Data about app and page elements
────

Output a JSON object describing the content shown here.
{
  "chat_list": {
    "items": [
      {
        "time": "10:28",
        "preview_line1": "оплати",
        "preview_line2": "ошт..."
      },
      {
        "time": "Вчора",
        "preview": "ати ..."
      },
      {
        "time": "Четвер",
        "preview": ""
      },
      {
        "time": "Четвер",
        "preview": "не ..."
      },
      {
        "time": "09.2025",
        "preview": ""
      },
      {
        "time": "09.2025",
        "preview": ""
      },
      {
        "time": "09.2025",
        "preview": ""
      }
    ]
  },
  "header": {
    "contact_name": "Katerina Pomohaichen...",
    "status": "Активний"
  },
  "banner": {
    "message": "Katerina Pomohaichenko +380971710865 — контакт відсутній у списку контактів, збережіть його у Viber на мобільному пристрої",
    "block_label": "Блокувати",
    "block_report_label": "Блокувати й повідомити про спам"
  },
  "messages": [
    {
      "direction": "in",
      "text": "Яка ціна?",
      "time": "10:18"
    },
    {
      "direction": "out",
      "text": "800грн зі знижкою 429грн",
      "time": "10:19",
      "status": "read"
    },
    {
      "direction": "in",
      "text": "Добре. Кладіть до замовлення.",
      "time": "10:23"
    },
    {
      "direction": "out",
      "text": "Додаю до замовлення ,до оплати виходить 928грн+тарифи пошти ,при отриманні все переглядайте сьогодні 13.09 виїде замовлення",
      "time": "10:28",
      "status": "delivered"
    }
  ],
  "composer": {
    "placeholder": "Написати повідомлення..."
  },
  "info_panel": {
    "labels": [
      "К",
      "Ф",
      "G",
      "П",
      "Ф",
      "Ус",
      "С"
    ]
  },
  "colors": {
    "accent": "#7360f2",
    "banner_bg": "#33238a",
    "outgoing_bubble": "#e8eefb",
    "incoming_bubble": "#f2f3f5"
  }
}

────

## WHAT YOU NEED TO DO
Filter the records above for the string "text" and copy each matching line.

## YOUR RESPONSE
      "text": "Яка ціна?",
      "text": "800грн зі знижкою 429грн",
      "text": "Добре. Кладіть до замовлення.",
      "text": "Додаю до замовлення ,до оплати виходить 928грн+тарифи пошти ,при отриманні все переглядайте сьогодні 13.09 виїде замовлення",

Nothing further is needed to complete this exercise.